God in flesh
Christ redeems ‘humanness.’
Somehow, amid the flurry of Christmas carols, lighting advent candles, and re-enacting scenes from the Nativity, I always seem to lose sight of one of the most essential and revolutionary aspects of our faith which this season, of all, should celebrate: the Incarnation—the uniquely Christian claim that God, who is God, became man, flesh and bones, spit and blood, man.
While the church fathers wrote treatises on this topic, I just want to share a few implications of this incredible reality that I have been thinking about for more or less the first time this season.
By becoming a Jewish man, by stepping into culture and history, Jesus redeems humanness. He provides a model, a second Adam, for what a human really looks like.
Suddenly, things that explore what it means to be a human and live in the world—art, music, stories, or disciplines like history and philosophy—find a new centre in the person of Christ. Right now, these realms of inquiry are incredibly displaced. We have trouble understanding beauty and what it means to be a human. In the Incarnation, however, Christ provides a model for what a human was created to be.
In the Incarnation, God ennobles and redeems our bodily existence. The pleasures and pains of being an animal are no longer just lusts of the flesh. We are allowed to enjoy them in their proper place. The gifts of being a human in the world—eating and drinking, sunsets and sex—are all just that, gifts: means by which we can receive of God’s grace in the world. The world was created good, and we were created to enjoy and steward its goodness. We don’t have to dismiss our bodily, fleshy life as a pure manifestation of evil compared with our mental and spiritual sides (like Gnostics did in the past and do today). Rather, Christ, in the Incarnation and Resurrection, is our model for how the two sides are redeemed together.
The same goes for the rest of the created world. The old church father Athenasius, writes about how that same Christ who, as God’s Word was present at the creation of the universe and contains it in himself, also stepped into this world.
The world around us, this finite chunk of matter suspended in the Milky Way, is also somehow full of God’s Word. Christian tradition has, for centuries, called this the “book of Creation,”—how creation itself testifies its Creator. But more recent Christian voices like poets Margaret Avison, Denise Levertov, or Wendell Berry also write of the wisdom of God on display in the created world around us.

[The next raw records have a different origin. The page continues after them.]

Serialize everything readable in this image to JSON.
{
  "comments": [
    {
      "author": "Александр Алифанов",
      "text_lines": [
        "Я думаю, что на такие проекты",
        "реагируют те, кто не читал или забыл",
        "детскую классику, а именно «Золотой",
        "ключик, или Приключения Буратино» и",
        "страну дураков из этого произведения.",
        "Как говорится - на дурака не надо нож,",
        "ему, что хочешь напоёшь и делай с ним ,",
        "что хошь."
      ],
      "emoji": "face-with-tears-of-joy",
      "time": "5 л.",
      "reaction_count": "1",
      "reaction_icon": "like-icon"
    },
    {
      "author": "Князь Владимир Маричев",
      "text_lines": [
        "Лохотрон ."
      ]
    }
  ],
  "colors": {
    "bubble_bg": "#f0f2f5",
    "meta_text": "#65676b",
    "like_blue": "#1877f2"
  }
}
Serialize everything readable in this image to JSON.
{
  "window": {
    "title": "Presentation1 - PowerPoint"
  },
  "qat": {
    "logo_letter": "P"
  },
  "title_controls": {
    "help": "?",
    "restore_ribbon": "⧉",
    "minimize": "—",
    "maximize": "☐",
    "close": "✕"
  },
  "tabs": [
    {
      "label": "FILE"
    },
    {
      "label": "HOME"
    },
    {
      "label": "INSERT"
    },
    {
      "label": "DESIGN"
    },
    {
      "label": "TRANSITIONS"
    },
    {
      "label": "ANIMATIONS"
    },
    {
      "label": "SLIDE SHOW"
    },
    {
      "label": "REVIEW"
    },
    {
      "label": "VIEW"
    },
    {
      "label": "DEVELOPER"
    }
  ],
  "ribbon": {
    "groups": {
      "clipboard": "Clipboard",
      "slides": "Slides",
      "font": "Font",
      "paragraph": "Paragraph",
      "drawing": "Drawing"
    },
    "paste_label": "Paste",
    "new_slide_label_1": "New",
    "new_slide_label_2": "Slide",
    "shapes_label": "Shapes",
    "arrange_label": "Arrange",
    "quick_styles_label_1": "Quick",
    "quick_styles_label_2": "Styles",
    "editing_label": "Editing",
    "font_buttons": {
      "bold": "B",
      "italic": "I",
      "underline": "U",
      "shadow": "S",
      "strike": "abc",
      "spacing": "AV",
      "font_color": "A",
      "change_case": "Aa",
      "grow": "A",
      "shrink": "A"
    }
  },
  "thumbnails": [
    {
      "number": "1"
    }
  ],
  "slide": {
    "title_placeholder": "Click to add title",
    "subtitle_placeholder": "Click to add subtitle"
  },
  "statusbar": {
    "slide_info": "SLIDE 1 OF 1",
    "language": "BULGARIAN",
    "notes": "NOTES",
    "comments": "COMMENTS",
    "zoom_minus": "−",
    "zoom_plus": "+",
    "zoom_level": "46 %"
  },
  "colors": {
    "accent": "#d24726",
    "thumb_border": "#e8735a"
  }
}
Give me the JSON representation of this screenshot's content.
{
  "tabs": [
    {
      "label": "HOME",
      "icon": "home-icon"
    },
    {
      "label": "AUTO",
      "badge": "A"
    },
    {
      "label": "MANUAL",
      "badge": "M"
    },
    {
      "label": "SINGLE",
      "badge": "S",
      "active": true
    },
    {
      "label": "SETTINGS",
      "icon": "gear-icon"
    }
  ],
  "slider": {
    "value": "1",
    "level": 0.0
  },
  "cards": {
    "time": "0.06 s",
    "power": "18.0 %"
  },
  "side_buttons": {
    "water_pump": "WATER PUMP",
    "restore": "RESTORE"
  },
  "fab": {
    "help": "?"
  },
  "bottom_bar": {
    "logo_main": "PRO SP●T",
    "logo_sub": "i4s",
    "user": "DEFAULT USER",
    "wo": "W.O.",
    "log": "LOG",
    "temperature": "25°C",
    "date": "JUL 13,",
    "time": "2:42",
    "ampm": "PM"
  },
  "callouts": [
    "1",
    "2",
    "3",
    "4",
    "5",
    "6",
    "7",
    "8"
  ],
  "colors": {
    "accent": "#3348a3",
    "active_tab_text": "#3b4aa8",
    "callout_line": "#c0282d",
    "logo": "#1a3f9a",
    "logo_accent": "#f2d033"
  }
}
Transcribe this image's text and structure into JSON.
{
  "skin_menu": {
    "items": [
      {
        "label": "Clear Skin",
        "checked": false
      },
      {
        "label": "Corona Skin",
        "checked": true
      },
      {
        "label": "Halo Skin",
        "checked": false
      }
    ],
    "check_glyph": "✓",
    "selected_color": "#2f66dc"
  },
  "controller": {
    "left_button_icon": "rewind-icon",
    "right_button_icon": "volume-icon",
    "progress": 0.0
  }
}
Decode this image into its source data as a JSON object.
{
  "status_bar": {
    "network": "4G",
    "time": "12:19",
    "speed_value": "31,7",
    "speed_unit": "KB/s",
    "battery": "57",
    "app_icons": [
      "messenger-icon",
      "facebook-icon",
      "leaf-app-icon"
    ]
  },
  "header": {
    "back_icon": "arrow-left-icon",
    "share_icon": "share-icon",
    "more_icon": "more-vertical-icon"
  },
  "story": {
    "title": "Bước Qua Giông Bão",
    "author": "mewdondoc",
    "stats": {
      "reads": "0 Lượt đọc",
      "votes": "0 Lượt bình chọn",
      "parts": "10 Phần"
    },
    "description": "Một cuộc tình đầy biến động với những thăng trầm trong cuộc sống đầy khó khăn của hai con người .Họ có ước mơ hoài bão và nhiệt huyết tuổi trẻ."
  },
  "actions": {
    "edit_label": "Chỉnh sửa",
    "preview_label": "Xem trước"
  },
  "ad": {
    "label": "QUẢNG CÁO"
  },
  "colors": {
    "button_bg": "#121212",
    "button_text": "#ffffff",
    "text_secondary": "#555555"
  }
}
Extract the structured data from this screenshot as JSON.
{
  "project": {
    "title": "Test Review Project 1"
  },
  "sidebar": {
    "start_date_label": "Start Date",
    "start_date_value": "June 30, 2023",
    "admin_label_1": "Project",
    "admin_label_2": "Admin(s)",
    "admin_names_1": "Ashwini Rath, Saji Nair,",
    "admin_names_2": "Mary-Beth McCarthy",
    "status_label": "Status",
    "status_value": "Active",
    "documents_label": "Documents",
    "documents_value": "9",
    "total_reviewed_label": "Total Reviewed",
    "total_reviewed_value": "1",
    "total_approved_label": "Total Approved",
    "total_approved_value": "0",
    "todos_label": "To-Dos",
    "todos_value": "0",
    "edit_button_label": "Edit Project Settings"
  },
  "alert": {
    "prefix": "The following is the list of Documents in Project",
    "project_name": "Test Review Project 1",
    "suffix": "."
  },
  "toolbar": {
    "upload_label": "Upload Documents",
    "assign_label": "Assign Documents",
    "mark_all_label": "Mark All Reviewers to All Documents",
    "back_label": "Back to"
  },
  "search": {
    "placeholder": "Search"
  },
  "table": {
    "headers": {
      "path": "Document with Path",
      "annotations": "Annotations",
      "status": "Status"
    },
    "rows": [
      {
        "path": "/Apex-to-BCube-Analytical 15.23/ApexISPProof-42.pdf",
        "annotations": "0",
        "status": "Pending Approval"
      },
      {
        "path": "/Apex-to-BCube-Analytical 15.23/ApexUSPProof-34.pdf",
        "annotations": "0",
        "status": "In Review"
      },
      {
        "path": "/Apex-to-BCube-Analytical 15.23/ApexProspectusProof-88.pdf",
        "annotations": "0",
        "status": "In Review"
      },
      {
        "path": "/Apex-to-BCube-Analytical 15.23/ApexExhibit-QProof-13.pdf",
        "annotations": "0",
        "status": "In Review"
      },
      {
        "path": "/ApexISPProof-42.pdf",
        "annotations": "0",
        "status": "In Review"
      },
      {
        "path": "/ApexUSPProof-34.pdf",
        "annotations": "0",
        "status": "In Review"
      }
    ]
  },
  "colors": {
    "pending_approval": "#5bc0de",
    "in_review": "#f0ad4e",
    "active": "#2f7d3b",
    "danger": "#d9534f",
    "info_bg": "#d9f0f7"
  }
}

This is by no means an exhaustive exploration. But, in a season of much fluff and distraction, I encourage you to meditate on the redemptive implications of this scandalous act of grace wherein God took on flesh and hung out with us.